■ ACTION ITEM
Line for line, return the data exactly, omitting all pictures.

- - - - - - -

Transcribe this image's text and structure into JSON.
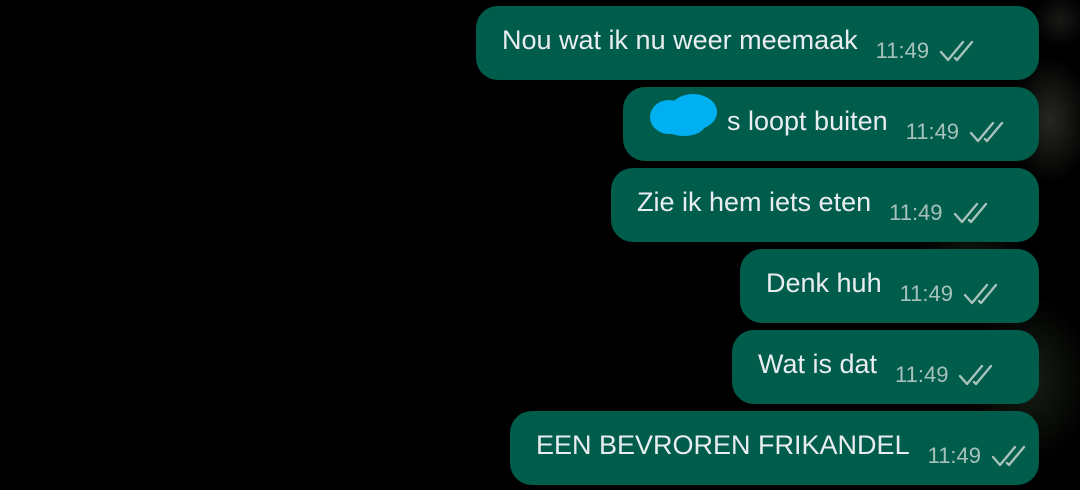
{
  "messages": [
    {
      "text": "Nou wat ik nu weer meemaak",
      "time": "11:49",
      "status_icon": "double-check-icon"
    },
    {
      "text": "s loopt buiten",
      "time": "11:49",
      "status_icon": "double-check-icon",
      "redacted_prefix": true
    },
    {
      "text": "Zie ik hem iets eten",
      "time": "11:49",
      "status_icon": "double-check-icon"
    },
    {
      "text": "Denk huh",
      "time": "11:49",
      "status_icon": "double-check-icon"
    },
    {
      "text": "Wat is dat",
      "time": "11:49",
      "status_icon": "double-check-icon"
    },
    {
      "text": "EEN BEVROREN FRIKANDEL",
      "time": "11:49",
      "status_icon": "double-check-icon"
    }
  ],
  "colors": {
    "background": "#000000",
    "bubble_outgoing": "#005c4b",
    "bubble_text": "#e9edef",
    "timestamp": "#a7c2bb",
    "redaction": "#00b0f0"
  }
}
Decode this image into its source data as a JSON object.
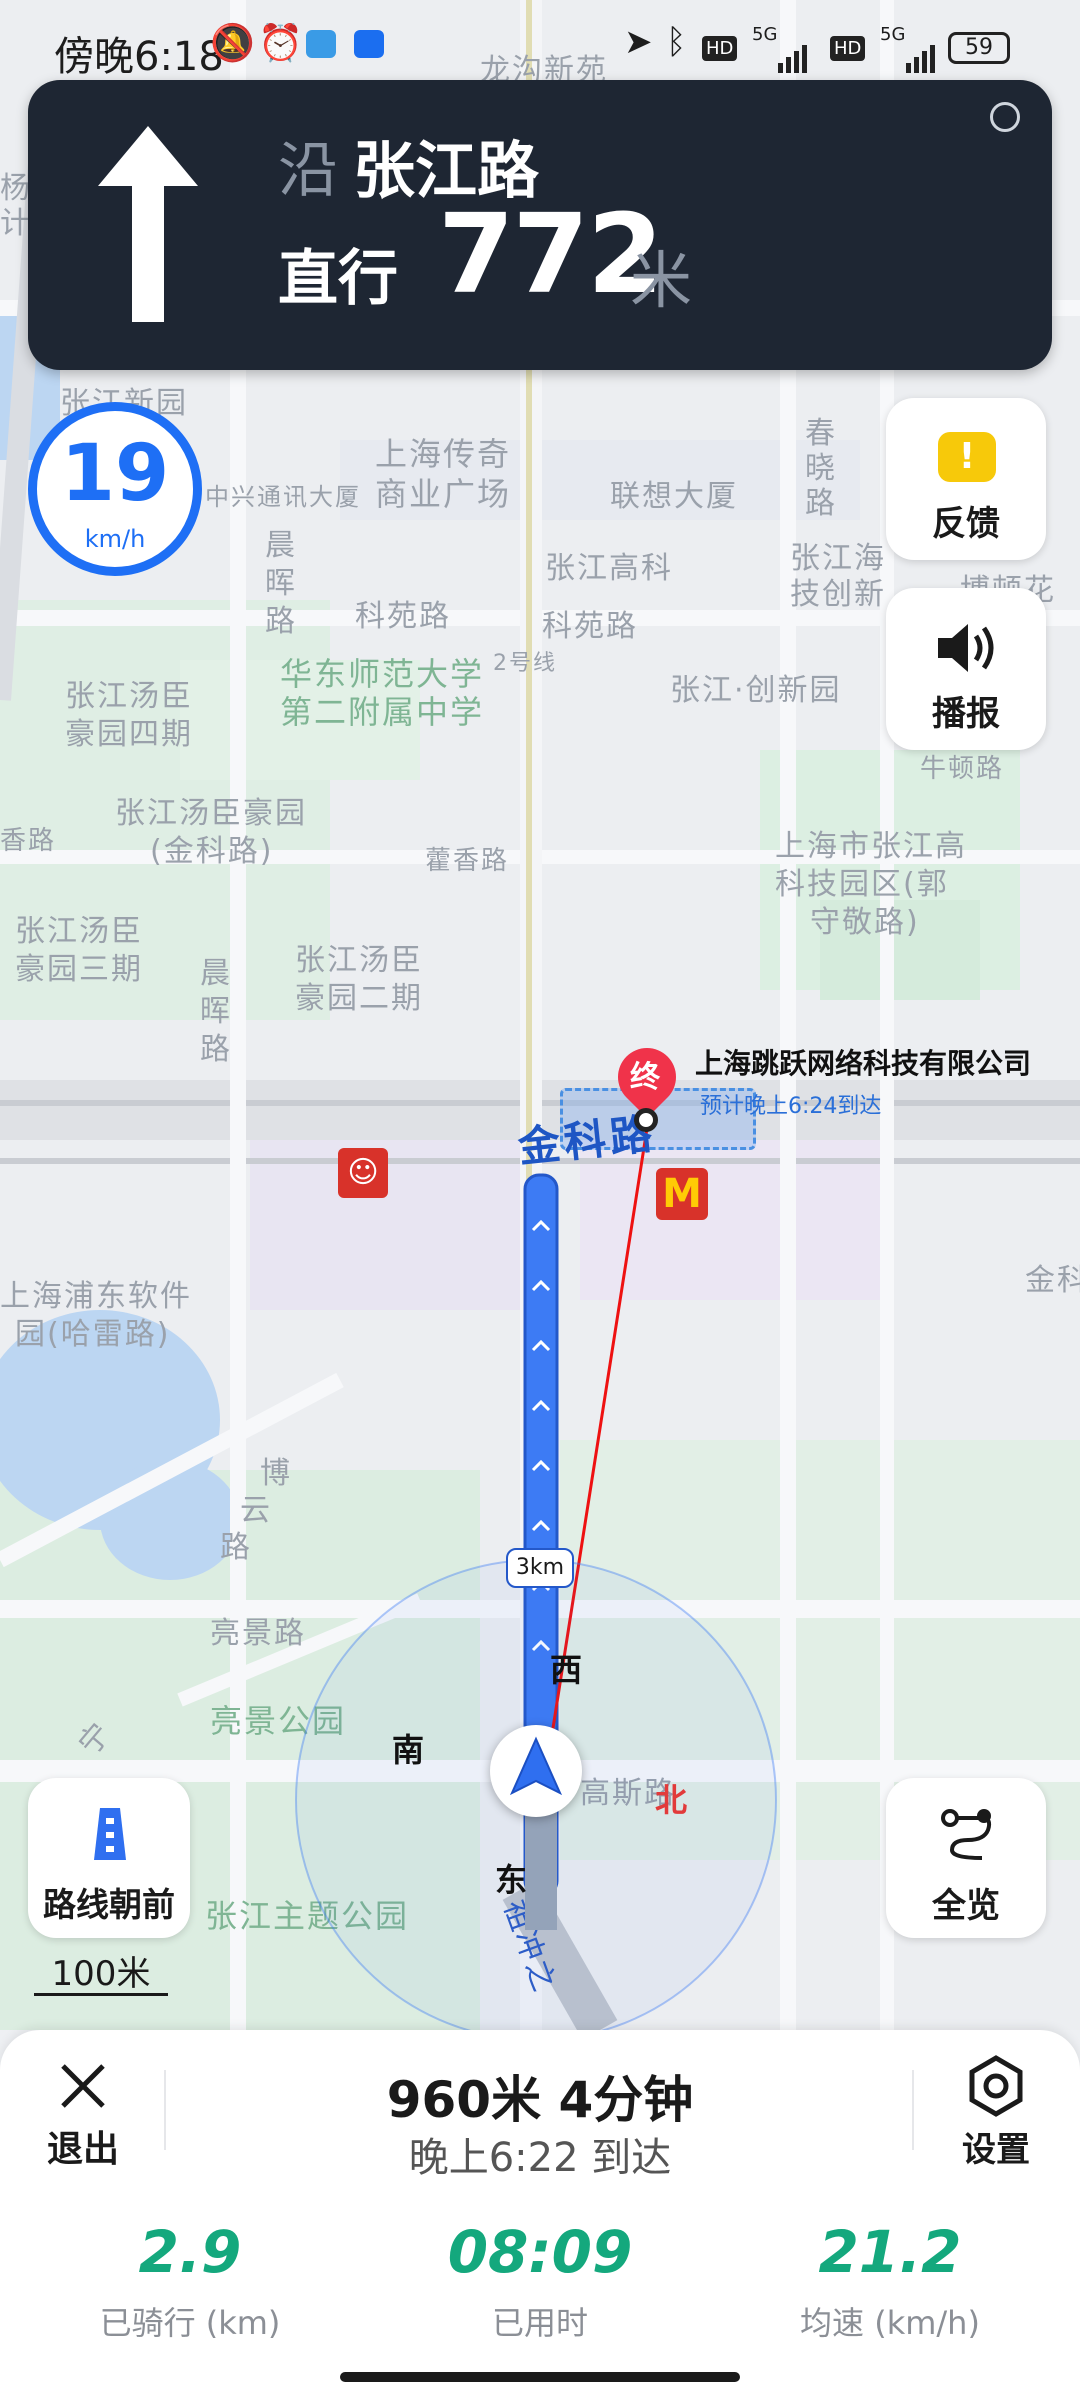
{
  "status_bar": {
    "time": "傍晚6:18",
    "battery": "59",
    "network_1": "5G",
    "network_2": "5G",
    "hd": "HD",
    "icons": [
      "bell-off-icon",
      "alarm-icon",
      "telegram-icon",
      "app-icon",
      "location-arrow-icon",
      "bluetooth-icon",
      "signal-icon",
      "battery-icon"
    ]
  },
  "nav_banner": {
    "road_prefix": "沿",
    "road_name": "张江路",
    "action": "直行",
    "distance": "772",
    "unit": "米",
    "direction_icon": "straight-arrow-icon"
  },
  "speed": {
    "value": "19",
    "unit": "km/h"
  },
  "side_buttons": {
    "feedback": "反馈",
    "broadcast": "播报",
    "route_ahead": "路线朝前",
    "overview": "全览"
  },
  "scale": "100米",
  "map": {
    "labels": [
      "龙沟新苑",
      "杨",
      "计",
      "张江新园",
      "上海传奇",
      "中兴通讯大厦",
      "商业广场",
      "联想大厦",
      "张江海",
      "技创新",
      "博顿花",
      "张江高科",
      "科苑路",
      "科苑路",
      "晨",
      "晖",
      "路",
      "春",
      "晓",
      "路",
      "华东师范大学",
      "第二附属中学",
      "2号线",
      "张江·创新园",
      "牛顿路",
      "张江汤臣",
      "豪园四期",
      "张江汤臣豪园",
      "(金科路)",
      "藿香路",
      "香路",
      "上海市张江高",
      "科技园区(郭",
      "守敬路)",
      "张江汤臣",
      "豪园三期",
      "张江汤臣",
      "豪园二期",
      "晨",
      "晖",
      "路",
      "上海浦东软件",
      "园(哈雷路)",
      "金科",
      "博",
      "云",
      "路",
      "亮景路",
      "亮景公园",
      "张江主题公园",
      "高斯路",
      "祖冲之",
      "宁"
    ],
    "destination_name": "上海跳跃网络科技有限公司",
    "destination_eta": "预计晚上6:24到达",
    "destination_marker": "终",
    "current_road": "金科路",
    "route_distance_badge": "3km",
    "compass": {
      "north": "北",
      "south": "南",
      "east": "东",
      "west": "西"
    }
  },
  "trip": {
    "remaining": "960米  4分钟",
    "arrival": "晚上6:22 到达",
    "exit": "退出",
    "settings": "设置",
    "stats": [
      {
        "value": "2.9",
        "label": "已骑行 (km)"
      },
      {
        "value": "08:09",
        "label": "已用时"
      },
      {
        "value": "21.2",
        "label": "均速 (km/h)"
      }
    ]
  },
  "colors": {
    "route": "#3d7bf4",
    "stat": "#14a87d",
    "banner": "#1e2633",
    "speed": "#1e6ff5"
  }
}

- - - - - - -

■ RESULT
Transcribe this image's text and structure into JSON.
{
  "messages": [
    {
      "text": "Nou wat ik nu weer meemaak",
      "time": "11:49",
      "status_icon": "double-check-icon"
    },
    {
      "text": "s loopt buiten",
      "time": "11:49",
      "status_icon": "double-check-icon",
      "redacted_prefix": true
    },
    {
      "text": "Zie ik hem iets eten",
      "time": "11:49",
      "status_icon": "double-check-icon"
    },
    {
      "text": "Denk huh",
      "time": "11:49",
      "status_icon": "double-check-icon"
    },
    {
      "text": "Wat is dat",
      "time": "11:49",
      "status_icon": "double-check-icon"
    },
    {
      "text": "EEN BEVROREN FRIKANDEL",
      "time": "11:49",
      "status_icon": "double-check-icon"
    }
  ],
  "colors": {
    "background": "#000000",
    "bubble_outgoing": "#005c4b",
    "bubble_text": "#e9edef",
    "timestamp": "#a7c2bb",
    "redaction": "#00b0f0"
  }
}
Decode this image into its source data as a JSON object.
{
  "status_bar": {
    "time": "傍晚6:18",
    "battery": "59",
    "network_1": "5G",
    "network_2": "5G",
    "hd": "HD",
    "icons": [
      "bell-off-icon",
      "alarm-icon",
      "telegram-icon",
      "app-icon",
      "location-arrow-icon",
      "bluetooth-icon",
      "signal-icon",
      "battery-icon"
    ]
  },
  "nav_banner": {
    "road_prefix": "沿",
    "road_name": "张江路",
    "action": "直行",
    "distance": "772",
    "unit": "米",
    "direction_icon": "straight-arrow-icon"
  },
  "speed": {
    "value": "19",
    "unit": "km/h"
  },
  "side_buttons": {
    "feedback": "反馈",
    "broadcast": "播报",
    "route_ahead": "路线朝前",
    "overview": "全览"
  },
  "scale": "100米",
  "map": {
    "labels": [
      "龙沟新苑",
      "杨",
      "计",
      "张江新园",
      "上海传奇",
      "中兴通讯大厦",
      "商业广场",
      "联想大厦",
      "张江海",
      "技创新",
      "博顿花",
      "张江高科",
      "科苑路",
      "科苑路",
      "晨",
      "晖",
      "路",
      "春",
      "晓",
      "路",
      "华东师范大学",
      "第二附属中学",
      "2号线",
      "张江·创新园",
      "牛顿路",
      "张江汤臣",
      "豪园四期",
      "张江汤臣豪园",
      "(金科路)",
      "藿香路",
      "香路",
      "上海市张江高",
      "科技园区(郭",
      "守敬路)",
      "张江汤臣",
      "豪园三期",
      "张江汤臣",
      "豪园二期",
      "晨",
      "晖",
      "路",
      "上海浦东软件",
      "园(哈雷路)",
      "金科",
      "博",
      "云",
      "路",
      "亮景路",
      "亮景公园",
      "张江主题公园",
      "高斯路",
      "祖冲之",
      "宁"
    ],
    "destination_name": "上海跳跃网络科技有限公司",
    "destination_eta": "预计晚上6:24到达",
    "destination_marker": "终",
    "current_road": "金科路",
    "route_distance_badge": "3km",
    "compass": {
      "north": "北",
      "south": "南",
      "east": "东",
      "west": "西"
    }
  },
  "trip": {
    "remaining": "960米  4分钟",
    "arrival": "晚上6:22 到达",
    "exit": "退出",
    "settings": "设置",
    "stats": [
      {
        "value": "2.9",
        "label": "已骑行 (km)"
      },
      {
        "value": "08:09",
        "label": "已用时"
      },
      {
        "value": "21.2",
        "label": "均速 (km/h)"
      }
    ]
  },
  "colors": {
    "route": "#3d7bf4",
    "stat": "#14a87d",
    "banner": "#1e2633",
    "speed": "#1e6ff5"
  }
}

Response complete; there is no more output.